## Entries from a dataset of interfaces

● ● ● ● ● ● ●

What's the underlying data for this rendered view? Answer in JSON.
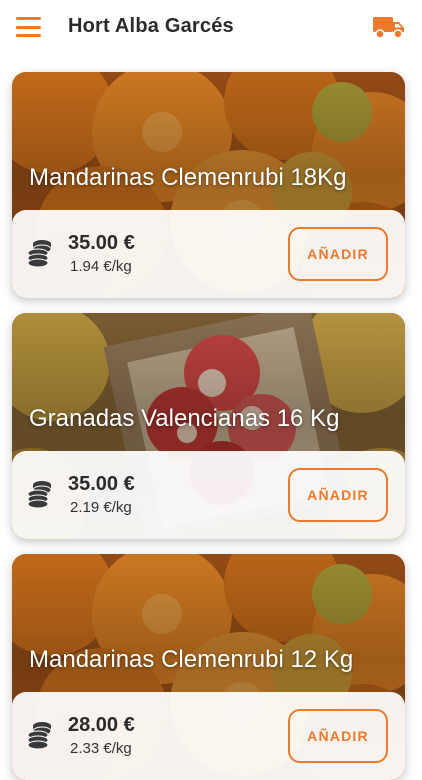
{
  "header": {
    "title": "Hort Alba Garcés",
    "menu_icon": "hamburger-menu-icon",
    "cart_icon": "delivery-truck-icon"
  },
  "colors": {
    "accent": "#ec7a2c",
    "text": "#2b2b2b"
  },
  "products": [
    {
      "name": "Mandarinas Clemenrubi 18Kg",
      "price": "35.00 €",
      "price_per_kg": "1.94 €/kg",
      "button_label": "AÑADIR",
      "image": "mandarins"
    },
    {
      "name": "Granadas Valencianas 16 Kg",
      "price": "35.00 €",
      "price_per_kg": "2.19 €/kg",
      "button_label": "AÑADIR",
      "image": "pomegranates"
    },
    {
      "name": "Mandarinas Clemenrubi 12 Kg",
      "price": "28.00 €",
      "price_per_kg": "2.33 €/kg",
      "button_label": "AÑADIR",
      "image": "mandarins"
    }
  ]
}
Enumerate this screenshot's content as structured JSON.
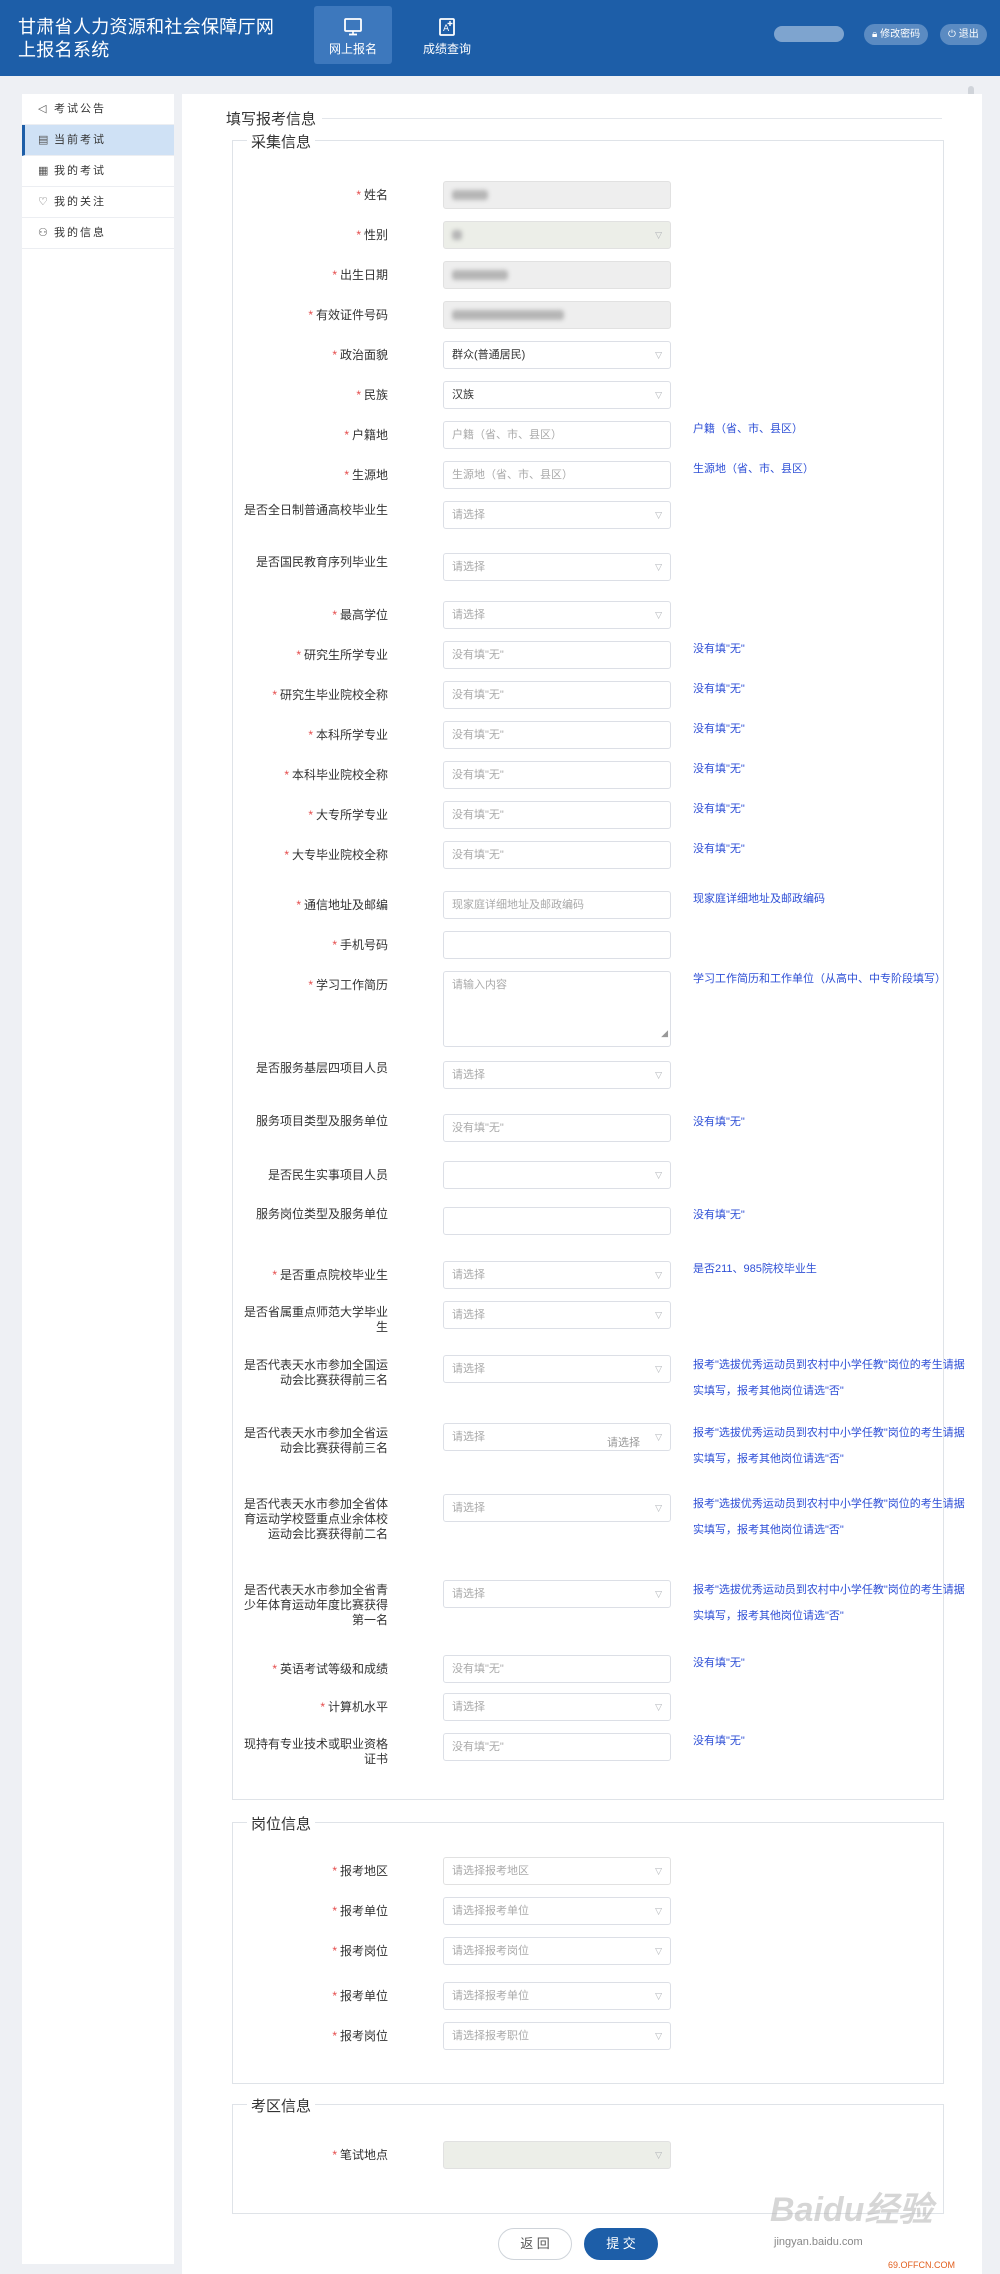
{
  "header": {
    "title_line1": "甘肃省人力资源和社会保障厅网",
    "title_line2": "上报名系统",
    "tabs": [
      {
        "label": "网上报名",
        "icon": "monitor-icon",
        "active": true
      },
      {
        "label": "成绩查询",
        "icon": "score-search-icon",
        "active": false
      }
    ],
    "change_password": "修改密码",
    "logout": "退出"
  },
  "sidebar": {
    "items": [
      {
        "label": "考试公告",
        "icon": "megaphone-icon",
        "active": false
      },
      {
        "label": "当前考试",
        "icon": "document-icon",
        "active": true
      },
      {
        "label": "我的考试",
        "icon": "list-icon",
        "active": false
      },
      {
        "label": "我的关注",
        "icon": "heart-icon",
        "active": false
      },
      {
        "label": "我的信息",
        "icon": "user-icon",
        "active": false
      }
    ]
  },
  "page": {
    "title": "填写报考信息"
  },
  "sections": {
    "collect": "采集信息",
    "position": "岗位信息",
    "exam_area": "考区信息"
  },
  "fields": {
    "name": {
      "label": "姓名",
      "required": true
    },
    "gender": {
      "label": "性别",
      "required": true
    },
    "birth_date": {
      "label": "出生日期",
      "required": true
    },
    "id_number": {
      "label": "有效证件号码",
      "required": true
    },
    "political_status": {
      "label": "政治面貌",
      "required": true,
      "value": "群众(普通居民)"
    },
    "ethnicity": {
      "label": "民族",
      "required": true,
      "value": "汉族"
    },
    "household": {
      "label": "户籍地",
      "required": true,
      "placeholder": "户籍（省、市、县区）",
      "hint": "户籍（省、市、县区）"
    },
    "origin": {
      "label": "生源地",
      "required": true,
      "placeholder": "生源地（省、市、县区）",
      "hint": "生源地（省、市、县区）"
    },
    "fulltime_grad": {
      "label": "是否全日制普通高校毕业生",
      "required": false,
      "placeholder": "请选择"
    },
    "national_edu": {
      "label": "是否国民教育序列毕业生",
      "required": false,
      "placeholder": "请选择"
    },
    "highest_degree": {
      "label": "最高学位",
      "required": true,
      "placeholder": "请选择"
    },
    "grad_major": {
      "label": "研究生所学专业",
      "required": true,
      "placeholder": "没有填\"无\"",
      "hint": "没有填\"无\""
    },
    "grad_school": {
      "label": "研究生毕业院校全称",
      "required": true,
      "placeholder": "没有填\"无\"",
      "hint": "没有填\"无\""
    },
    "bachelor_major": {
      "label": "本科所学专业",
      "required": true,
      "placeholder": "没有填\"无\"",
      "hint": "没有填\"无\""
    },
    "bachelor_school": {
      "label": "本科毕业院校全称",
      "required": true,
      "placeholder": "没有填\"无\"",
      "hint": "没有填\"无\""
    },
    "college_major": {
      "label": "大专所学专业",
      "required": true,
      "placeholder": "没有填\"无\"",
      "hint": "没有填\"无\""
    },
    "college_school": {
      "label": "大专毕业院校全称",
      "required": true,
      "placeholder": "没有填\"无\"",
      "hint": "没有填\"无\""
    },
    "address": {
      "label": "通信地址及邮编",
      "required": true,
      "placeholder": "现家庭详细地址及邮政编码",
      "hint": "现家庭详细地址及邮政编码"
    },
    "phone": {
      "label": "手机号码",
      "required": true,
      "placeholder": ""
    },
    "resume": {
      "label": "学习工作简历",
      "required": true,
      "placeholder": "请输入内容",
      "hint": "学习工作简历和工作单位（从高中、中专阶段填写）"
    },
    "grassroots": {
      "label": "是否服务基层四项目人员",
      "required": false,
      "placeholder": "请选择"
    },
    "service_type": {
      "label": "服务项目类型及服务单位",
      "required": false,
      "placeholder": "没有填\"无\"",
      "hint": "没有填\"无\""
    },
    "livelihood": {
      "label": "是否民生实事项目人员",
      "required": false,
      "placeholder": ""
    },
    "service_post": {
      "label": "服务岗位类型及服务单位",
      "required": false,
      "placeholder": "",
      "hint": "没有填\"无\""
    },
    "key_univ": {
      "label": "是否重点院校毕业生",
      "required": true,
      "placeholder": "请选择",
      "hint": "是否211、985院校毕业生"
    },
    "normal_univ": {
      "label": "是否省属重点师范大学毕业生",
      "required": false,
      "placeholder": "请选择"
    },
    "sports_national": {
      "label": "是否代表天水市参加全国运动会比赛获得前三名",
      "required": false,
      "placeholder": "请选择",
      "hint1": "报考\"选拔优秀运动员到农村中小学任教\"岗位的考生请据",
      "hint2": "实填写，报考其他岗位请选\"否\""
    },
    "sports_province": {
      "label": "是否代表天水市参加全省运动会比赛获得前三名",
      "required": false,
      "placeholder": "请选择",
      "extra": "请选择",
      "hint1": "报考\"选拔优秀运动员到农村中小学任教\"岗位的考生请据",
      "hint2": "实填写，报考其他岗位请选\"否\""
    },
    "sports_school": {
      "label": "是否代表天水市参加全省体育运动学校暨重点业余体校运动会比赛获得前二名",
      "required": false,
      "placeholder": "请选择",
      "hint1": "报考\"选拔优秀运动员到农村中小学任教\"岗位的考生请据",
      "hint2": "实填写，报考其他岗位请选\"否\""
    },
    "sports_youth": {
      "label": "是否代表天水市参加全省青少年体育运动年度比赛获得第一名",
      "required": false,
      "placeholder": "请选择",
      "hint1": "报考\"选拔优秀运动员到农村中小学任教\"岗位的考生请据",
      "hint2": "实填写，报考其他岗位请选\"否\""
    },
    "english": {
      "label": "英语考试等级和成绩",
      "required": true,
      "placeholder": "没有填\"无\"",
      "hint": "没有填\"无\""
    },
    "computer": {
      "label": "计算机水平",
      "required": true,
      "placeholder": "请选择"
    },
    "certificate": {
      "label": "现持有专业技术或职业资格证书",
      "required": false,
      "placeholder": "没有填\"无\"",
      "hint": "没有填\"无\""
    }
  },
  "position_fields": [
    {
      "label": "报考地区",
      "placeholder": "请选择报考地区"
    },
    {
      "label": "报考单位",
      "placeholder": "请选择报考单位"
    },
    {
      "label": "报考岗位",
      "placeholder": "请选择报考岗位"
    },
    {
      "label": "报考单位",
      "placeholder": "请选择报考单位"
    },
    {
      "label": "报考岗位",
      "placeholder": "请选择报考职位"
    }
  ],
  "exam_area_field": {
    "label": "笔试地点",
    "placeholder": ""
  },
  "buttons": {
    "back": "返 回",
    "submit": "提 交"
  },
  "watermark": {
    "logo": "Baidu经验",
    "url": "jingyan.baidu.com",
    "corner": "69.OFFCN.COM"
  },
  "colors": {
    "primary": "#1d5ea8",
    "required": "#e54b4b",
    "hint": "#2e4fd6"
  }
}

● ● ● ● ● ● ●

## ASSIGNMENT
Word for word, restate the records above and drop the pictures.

## OUTPUT OF THE EXERCISE
What's the underlying data for this rendered view? Answer in JSON.
{
  "header": {
    "title": "Hort Alba Garcés",
    "menu_icon": "hamburger-menu-icon",
    "cart_icon": "delivery-truck-icon"
  },
  "colors": {
    "accent": "#ec7a2c",
    "text": "#2b2b2b"
  },
  "products": [
    {
      "name": "Mandarinas Clemenrubi 18Kg",
      "price": "35.00 €",
      "price_per_kg": "1.94 €/kg",
      "button_label": "AÑADIR",
      "image": "mandarins"
    },
    {
      "name": "Granadas Valencianas 16 Kg",
      "price": "35.00 €",
      "price_per_kg": "2.19 €/kg",
      "button_label": "AÑADIR",
      "image": "pomegranates"
    },
    {
      "name": "Mandarinas Clemenrubi 12 Kg",
      "price": "28.00 €",
      "price_per_kg": "2.33 €/kg",
      "button_label": "AÑADIR",
      "image": "mandarins"
    }
  ]
}
Enumerate this screenshot's content as structured JSON.
{
  "header": {
    "title_line1": "甘肃省人力资源和社会保障厅网",
    "title_line2": "上报名系统",
    "tabs": [
      {
        "label": "网上报名",
        "icon": "monitor-icon",
        "active": true
      },
      {
        "label": "成绩查询",
        "icon": "score-search-icon",
        "active": false
      }
    ],
    "change_password": "修改密码",
    "logout": "退出"
  },
  "sidebar": {
    "items": [
      {
        "label": "考试公告",
        "icon": "megaphone-icon",
        "active": false
      },
      {
        "label": "当前考试",
        "icon": "document-icon",
        "active": true
      },
      {
        "label": "我的考试",
        "icon": "list-icon",
        "active": false
      },
      {
        "label": "我的关注",
        "icon": "heart-icon",
        "active": false
      },
      {
        "label": "我的信息",
        "icon": "user-icon",
        "active": false
      }
    ]
  },
  "page": {
    "title": "填写报考信息"
  },
  "sections": {
    "collect": "采集信息",
    "position": "岗位信息",
    "exam_area": "考区信息"
  },
  "fields": {
    "name": {
      "label": "姓名",
      "required": true
    },
    "gender": {
      "label": "性别",
      "required": true
    },
    "birth_date": {
      "label": "出生日期",
      "required": true
    },
    "id_number": {
      "label": "有效证件号码",
      "required": true
    },
    "political_status": {
      "label": "政治面貌",
      "required": true,
      "value": "群众(普通居民)"
    },
    "ethnicity": {
      "label": "民族",
      "required": true,
      "value": "汉族"
    },
    "household": {
      "label": "户籍地",
      "required": true,
      "placeholder": "户籍（省、市、县区）",
      "hint": "户籍（省、市、县区）"
    },
    "origin": {
      "label": "生源地",
      "required": true,
      "placeholder": "生源地（省、市、县区）",
      "hint": "生源地（省、市、县区）"
    },
    "fulltime_grad": {
      "label": "是否全日制普通高校毕业生",
      "required": false,
      "placeholder": "请选择"
    },
    "national_edu": {
      "label": "是否国民教育序列毕业生",
      "required": false,
      "placeholder": "请选择"
    },
    "highest_degree": {
      "label": "最高学位",
      "required": true,
      "placeholder": "请选择"
    },
    "grad_major": {
      "label": "研究生所学专业",
      "required": true,
      "placeholder": "没有填\"无\"",
      "hint": "没有填\"无\""
    },
    "grad_school": {
      "label": "研究生毕业院校全称",
      "required": true,
      "placeholder": "没有填\"无\"",
      "hint": "没有填\"无\""
    },
    "bachelor_major": {
      "label": "本科所学专业",
      "required": true,
      "placeholder": "没有填\"无\"",
      "hint": "没有填\"无\""
    },
    "bachelor_school": {
      "label": "本科毕业院校全称",
      "required": true,
      "placeholder": "没有填\"无\"",
      "hint": "没有填\"无\""
    },
    "college_major": {
      "label": "大专所学专业",
      "required": true,
      "placeholder": "没有填\"无\"",
      "hint": "没有填\"无\""
    },
    "college_school": {
      "label": "大专毕业院校全称",
      "required": true,
      "placeholder": "没有填\"无\"",
      "hint": "没有填\"无\""
    },
    "address": {
      "label": "通信地址及邮编",
      "required": true,
      "placeholder": "现家庭详细地址及邮政编码",
      "hint": "现家庭详细地址及邮政编码"
    },
    "phone": {
      "label": "手机号码",
      "required": true,
      "placeholder": ""
    },
    "resume": {
      "label": "学习工作简历",
      "required": true,
      "placeholder": "请输入内容",
      "hint": "学习工作简历和工作单位（从高中、中专阶段填写）"
    },
    "grassroots": {
      "label": "是否服务基层四项目人员",
      "required": false,
      "placeholder": "请选择"
    },
    "service_type": {
      "label": "服务项目类型及服务单位",
      "required": false,
      "placeholder": "没有填\"无\"",
      "hint": "没有填\"无\""
    },
    "livelihood": {
      "label": "是否民生实事项目人员",
      "required": false,
      "placeholder": ""
    },
    "service_post": {
      "label": "服务岗位类型及服务单位",
      "required": false,
      "placeholder": "",
      "hint": "没有填\"无\""
    },
    "key_univ": {
      "label": "是否重点院校毕业生",
      "required": true,
      "placeholder": "请选择",
      "hint": "是否211、985院校毕业生"
    },
    "normal_univ": {
      "label": "是否省属重点师范大学毕业生",
      "required": false,
      "placeholder": "请选择"
    },
    "sports_national": {
      "label": "是否代表天水市参加全国运动会比赛获得前三名",
      "required": false,
      "placeholder": "请选择",
      "hint1": "报考\"选拔优秀运动员到农村中小学任教\"岗位的考生请据",
      "hint2": "实填写，报考其他岗位请选\"否\""
    },
    "sports_province": {
      "label": "是否代表天水市参加全省运动会比赛获得前三名",
      "required": false,
      "placeholder": "请选择",
      "extra": "请选择",
      "hint1": "报考\"选拔优秀运动员到农村中小学任教\"岗位的考生请据",
      "hint2": "实填写，报考其他岗位请选\"否\""
    },
    "sports_school": {
      "label": "是否代表天水市参加全省体育运动学校暨重点业余体校运动会比赛获得前二名",
      "required": false,
      "placeholder": "请选择",
      "hint1": "报考\"选拔优秀运动员到农村中小学任教\"岗位的考生请据",
      "hint2": "实填写，报考其他岗位请选\"否\""
    },
    "sports_youth": {
      "label": "是否代表天水市参加全省青少年体育运动年度比赛获得第一名",
      "required": false,
      "placeholder": "请选择",
      "hint1": "报考\"选拔优秀运动员到农村中小学任教\"岗位的考生请据",
      "hint2": "实填写，报考其他岗位请选\"否\""
    },
    "english": {
      "label": "英语考试等级和成绩",
      "required": true,
      "placeholder": "没有填\"无\"",
      "hint": "没有填\"无\""
    },
    "computer": {
      "label": "计算机水平",
      "required": true,
      "placeholder": "请选择"
    },
    "certificate": {
      "label": "现持有专业技术或职业资格证书",
      "required": false,
      "placeholder": "没有填\"无\"",
      "hint": "没有填\"无\""
    }
  },
  "position_fields": [
    {
      "label": "报考地区",
      "placeholder": "请选择报考地区"
    },
    {
      "label": "报考单位",
      "placeholder": "请选择报考单位"
    },
    {
      "label": "报考岗位",
      "placeholder": "请选择报考岗位"
    },
    {
      "label": "报考单位",
      "placeholder": "请选择报考单位"
    },
    {
      "label": "报考岗位",
      "placeholder": "请选择报考职位"
    }
  ],
  "exam_area_field": {
    "label": "笔试地点",
    "placeholder": ""
  },
  "buttons": {
    "back": "返 回",
    "submit": "提 交"
  },
  "watermark": {
    "logo": "Baidu经验",
    "url": "jingyan.baidu.com",
    "corner": "69.OFFCN.COM"
  },
  "colors": {
    "primary": "#1d5ea8",
    "required": "#e54b4b",
    "hint": "#2e4fd6"
  }
}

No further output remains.